There is no law protecting the sale of the city's most prized art works that are worth billions of dollars.

Posted on July 19, 2013, at 11:50 a.m. ET

Carlos Osorio / AP

One of Detroit's most valuable assets – its massive art collection – is in danger of being sold after the city filed for bankruptcy.

There is no law yet prohibiting the sale of the works at the Detroit Institute of Arts. The fear that the art might be up for sale was first sparked in May, when the city's emergency manager, Kevyn Orr, asked the museum for an inventory.

The Washington Post reports that the state Senate recently passed a bill prohibiting the sale of the city's art unless sold to a comparable institution. But the bill has not yet been made a law.

Detroit has more than 60,000 pieces of art, including works by Rembrandt, Matisse and Van Gogh. The value of collection is estimated to be $2.5 billion according to the Detroit Free Press.

"The Window" by Henri Matisse is one of the most valued works of the collection. It is worth $150 million.


The DIA issued a statement expressing disappointment at the bankruptcy filing and assured it would protect Michigan's cultural heritage.

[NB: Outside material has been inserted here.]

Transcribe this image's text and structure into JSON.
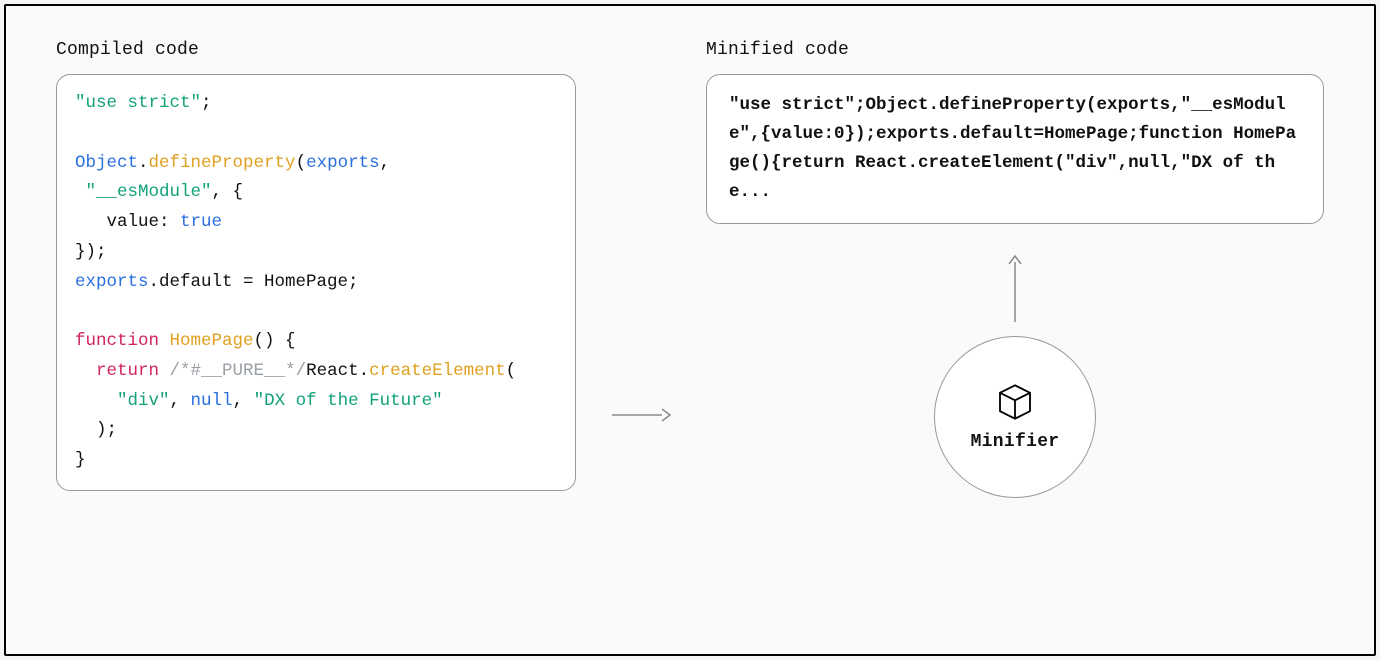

A BuzzFeed News investigation, in partnership with the International Consortium of Investigative Journalists, based on thousands of documents the government didn't want you to see.